Gov. Jay Inslee spoke at a Climate Town Hall at Bellevue College on Thursday. Raechel Dawson/staff photo

Gov. Inslee talks climate change at Bellevue College

  • Friday, October 20, 2017 1:08pm
  • News

Gov. Jay Inslee looked up at about 300 Bellevue College students Thursday.

He was inspired by the turnout that filled the college’s Carlson Theater. The students, along with environmental activists were there to hear Inslee talk about climate change.

Bellevue College was one of several town halls Inslee scheduled to emphasize the importance of climate action and policies to promote clean energy and technology, greenhouse gas reductions and energy efficiency.

Inslee and other governors have taken a larger role on climate change as the Trump Administration’s actions have harmed or hampered progress, including the intention to withdraw from the Paris Agreement and directing the Environmental Protection Agency to repeal the Clean Power Plan. Inslee has been vocal about the urgency and importance of state, local, and citizen action.

“It’s dangerous and destructive and unless we do something about it, it will get much worse,” Inslee said at the event.
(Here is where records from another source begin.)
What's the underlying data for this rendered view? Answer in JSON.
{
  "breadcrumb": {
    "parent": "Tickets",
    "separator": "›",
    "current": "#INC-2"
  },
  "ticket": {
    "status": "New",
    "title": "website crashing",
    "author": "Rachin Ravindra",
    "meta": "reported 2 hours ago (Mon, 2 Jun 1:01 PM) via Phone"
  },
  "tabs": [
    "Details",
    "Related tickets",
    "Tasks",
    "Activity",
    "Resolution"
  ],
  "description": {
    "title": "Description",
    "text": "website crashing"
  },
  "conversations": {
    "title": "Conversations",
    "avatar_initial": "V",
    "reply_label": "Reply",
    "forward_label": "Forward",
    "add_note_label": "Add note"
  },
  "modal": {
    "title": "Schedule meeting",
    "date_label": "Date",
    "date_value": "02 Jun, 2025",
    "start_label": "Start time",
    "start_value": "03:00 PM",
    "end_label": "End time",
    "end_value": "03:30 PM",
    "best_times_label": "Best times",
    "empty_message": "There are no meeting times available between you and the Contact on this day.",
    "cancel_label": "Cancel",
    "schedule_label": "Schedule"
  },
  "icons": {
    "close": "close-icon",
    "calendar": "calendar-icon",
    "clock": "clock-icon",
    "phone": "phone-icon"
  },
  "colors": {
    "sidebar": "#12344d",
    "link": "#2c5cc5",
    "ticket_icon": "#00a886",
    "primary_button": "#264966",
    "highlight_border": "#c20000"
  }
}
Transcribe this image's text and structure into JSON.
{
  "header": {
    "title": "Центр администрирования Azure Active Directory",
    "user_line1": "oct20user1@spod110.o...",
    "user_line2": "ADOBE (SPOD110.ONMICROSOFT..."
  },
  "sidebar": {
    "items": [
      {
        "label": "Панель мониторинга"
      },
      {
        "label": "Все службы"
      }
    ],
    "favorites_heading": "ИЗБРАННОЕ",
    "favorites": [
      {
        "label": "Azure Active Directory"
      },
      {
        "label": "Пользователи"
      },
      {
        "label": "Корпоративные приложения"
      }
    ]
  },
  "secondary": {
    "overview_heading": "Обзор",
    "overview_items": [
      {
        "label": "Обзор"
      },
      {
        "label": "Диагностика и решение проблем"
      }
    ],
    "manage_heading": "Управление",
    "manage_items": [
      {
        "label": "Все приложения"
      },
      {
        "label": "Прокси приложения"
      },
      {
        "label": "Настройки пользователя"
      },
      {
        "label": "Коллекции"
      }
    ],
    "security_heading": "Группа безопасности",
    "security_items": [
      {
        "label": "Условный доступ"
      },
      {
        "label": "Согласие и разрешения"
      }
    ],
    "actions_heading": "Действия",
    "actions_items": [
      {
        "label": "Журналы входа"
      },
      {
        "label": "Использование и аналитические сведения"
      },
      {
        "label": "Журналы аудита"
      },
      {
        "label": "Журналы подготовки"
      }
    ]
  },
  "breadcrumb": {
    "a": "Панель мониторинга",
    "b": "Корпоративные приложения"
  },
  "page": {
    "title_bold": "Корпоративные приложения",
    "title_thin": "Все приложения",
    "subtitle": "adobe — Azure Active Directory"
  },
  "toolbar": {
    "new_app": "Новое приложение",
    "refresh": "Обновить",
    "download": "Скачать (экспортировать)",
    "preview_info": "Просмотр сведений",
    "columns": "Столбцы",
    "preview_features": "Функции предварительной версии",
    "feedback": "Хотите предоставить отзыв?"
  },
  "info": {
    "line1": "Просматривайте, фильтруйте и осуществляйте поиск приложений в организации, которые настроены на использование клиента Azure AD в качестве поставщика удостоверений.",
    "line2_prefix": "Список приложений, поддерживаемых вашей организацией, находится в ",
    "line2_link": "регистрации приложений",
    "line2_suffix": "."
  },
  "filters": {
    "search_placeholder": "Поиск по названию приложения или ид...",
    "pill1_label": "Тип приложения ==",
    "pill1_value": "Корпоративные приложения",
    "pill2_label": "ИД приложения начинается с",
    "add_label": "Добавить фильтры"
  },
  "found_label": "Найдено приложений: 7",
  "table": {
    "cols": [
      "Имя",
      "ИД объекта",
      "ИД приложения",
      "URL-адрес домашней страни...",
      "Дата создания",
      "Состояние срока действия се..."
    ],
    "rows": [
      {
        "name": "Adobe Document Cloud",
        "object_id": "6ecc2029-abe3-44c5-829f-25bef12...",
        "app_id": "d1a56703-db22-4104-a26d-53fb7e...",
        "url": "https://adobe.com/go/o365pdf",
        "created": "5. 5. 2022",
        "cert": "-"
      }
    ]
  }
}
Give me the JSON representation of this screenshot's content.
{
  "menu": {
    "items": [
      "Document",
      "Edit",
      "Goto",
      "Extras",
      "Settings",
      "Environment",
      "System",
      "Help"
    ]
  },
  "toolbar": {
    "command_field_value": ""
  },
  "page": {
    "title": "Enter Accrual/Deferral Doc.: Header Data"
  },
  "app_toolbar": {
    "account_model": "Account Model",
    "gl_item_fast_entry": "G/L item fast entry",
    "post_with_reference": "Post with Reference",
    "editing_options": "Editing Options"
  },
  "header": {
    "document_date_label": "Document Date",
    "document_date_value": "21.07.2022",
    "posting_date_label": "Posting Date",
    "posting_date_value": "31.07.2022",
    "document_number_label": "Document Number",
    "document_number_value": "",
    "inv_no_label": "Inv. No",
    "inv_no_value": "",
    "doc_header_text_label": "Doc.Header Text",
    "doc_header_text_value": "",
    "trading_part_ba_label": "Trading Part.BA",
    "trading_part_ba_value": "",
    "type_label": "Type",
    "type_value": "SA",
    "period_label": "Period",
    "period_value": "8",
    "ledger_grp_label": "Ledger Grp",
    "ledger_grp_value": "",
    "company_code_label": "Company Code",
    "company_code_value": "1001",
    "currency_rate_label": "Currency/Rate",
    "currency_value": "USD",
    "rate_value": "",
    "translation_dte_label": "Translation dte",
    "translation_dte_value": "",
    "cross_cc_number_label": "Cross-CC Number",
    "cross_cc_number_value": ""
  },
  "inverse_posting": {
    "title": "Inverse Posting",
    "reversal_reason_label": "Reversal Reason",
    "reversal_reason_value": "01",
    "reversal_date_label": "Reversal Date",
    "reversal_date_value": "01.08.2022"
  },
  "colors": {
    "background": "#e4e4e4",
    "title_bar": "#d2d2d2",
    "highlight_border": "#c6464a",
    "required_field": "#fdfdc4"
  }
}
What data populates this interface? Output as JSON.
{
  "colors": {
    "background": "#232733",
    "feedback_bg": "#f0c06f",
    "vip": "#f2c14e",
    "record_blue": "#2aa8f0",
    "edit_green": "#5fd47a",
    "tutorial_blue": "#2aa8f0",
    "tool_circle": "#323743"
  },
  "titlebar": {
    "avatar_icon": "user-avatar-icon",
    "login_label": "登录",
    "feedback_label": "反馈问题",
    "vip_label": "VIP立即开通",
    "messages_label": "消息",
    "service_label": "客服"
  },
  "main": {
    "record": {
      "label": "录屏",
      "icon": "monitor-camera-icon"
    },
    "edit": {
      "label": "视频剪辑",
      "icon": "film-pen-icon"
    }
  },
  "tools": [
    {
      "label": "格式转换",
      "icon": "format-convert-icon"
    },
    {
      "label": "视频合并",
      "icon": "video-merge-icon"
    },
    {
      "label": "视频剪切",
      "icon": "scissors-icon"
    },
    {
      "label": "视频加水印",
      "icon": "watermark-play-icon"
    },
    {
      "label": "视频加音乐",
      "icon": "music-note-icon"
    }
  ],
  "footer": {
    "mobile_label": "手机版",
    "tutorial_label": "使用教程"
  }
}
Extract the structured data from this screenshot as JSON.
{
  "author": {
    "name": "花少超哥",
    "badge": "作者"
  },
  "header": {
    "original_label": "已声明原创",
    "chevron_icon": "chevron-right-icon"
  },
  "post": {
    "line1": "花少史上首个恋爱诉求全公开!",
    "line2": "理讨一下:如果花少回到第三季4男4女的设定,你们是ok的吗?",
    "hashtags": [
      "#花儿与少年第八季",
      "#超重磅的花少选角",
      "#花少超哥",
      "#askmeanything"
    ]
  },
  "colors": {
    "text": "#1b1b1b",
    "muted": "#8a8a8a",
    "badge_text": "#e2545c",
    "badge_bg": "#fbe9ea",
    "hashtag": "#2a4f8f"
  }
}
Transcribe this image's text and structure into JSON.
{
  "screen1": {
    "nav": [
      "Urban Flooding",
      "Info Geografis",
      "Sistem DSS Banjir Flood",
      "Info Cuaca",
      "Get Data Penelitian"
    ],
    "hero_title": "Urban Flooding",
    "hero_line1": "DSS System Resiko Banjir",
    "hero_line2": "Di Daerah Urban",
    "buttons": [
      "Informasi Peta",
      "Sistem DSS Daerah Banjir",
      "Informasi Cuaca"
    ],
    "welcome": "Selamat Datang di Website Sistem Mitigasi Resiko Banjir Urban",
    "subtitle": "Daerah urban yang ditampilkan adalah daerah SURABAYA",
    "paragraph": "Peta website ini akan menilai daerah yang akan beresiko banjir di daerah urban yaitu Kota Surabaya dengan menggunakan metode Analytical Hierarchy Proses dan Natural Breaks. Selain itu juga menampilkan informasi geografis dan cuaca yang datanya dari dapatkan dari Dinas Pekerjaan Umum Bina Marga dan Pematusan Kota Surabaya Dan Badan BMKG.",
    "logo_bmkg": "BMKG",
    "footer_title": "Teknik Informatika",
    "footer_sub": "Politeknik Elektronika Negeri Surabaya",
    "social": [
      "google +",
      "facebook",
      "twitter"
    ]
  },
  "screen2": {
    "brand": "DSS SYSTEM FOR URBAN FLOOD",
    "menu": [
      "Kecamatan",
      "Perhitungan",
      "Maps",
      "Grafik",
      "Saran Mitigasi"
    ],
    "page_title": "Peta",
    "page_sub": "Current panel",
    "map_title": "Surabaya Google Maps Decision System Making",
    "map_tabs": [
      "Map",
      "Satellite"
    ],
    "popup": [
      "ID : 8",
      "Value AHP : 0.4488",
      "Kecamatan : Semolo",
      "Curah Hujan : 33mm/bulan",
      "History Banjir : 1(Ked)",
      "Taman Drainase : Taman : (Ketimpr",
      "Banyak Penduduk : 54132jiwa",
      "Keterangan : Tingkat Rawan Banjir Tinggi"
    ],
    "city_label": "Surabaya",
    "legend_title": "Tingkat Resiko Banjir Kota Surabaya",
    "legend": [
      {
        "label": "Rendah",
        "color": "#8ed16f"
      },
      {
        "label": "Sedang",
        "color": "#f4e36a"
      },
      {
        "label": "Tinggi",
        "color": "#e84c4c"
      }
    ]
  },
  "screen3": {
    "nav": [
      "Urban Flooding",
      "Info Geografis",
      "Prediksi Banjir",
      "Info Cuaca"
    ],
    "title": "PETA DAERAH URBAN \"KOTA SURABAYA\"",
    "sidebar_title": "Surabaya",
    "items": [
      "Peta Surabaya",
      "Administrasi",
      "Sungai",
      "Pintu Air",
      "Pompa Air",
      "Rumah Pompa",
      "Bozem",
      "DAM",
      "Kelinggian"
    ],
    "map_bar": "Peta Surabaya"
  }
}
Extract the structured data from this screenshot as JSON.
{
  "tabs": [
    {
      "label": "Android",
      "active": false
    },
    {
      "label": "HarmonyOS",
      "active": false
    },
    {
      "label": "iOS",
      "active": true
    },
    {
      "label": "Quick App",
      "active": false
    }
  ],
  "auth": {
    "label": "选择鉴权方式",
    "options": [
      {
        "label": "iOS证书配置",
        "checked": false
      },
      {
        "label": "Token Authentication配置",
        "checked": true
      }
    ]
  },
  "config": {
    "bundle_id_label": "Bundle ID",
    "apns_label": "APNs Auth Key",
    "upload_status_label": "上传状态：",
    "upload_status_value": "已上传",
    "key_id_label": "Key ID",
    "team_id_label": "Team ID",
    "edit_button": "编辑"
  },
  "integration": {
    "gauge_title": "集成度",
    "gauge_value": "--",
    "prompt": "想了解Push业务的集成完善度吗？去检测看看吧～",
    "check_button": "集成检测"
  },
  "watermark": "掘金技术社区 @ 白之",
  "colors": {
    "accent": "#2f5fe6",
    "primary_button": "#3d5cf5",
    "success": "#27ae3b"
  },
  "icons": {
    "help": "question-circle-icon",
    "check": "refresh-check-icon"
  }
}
Washington state has gained national and international recognition for efforts to promote clean technology, modernize the grid, electrify the transportation system, cap carbon pollution from major emitters, and more. Inslee joined Govs. Jerry Brown and Andrew Cuomo in launching the U.S. Climate Alliance, a bipartisan coalition of 14 states and Puerto Rico committed to meeting their share of the U.S. commitment to global greenhouse gas reductions.

The governor will attend the United Nation Framework Convention on Climate Change COP 23 summit in Bonn, Germany next month where he and other Climate Alliance states will have an unprecedented opportunity as subnational leaders to highlight how U.S. states are stepping up to fight climate change.

Bellevue College has a robust environmental science and sustainability program, and is serious about the role the college can play in championing the cause, President Jerry Weber said.

More in News

Bellevue City Council approves 2019-2020 budget

The Bellevue City Council approved the 2019-2020 biennial budget at its meeting on Dec. 3.

Des Moines police are looking for this stolen vehicle from Bellevue that was involved in a drive-by shooting. Courtesy of the Des Moines police department
Stolen Bellevue vehicle involved in drive-by shooting

Des Moines police is asking the public to help locate the suspected vehicle.

Shooting victim recovers, suspect appears in court

The suspect shot the victim early Sunday morning in Bellevue.

Bellevue Medics treat a pedestrian that was struck by a vehicle last night in the Somerset neighborhood. Courtesy of the Bellevue Beat Blog
Teen driver strikes 88-year-old pedestrian

The victim was transported to Harborview hospital with serious injuries.

Bellevue’s Islamic Center begins rebuild process

Nearly two years after an arson, the Islamic Center of Eastside has submitted permit applications.

Legislators are working on several housing bills leading up to their 2019 session, including condo liability reform. Median sales prices of townhomes and low- to mid-rise condos were consistently and substantially lower than for single-family homes. Image courtesy of PSRC
Area legislators to focus on housing policy, funding in 2019 session

Tana Senn (D-Mercer Island) is sponsoring a condo liability reform bill.

Andrea Liao holds book drive with Seattle Children’s Hospital and Odessa Brown as part of Book the Future. Photo courtesy of Andrea Liao.
Interlake High School student launches organization to provide books to underprivileged kids

Andrea Liao founded Book the Future, a student-run organization giving kids access to literature.

Most Read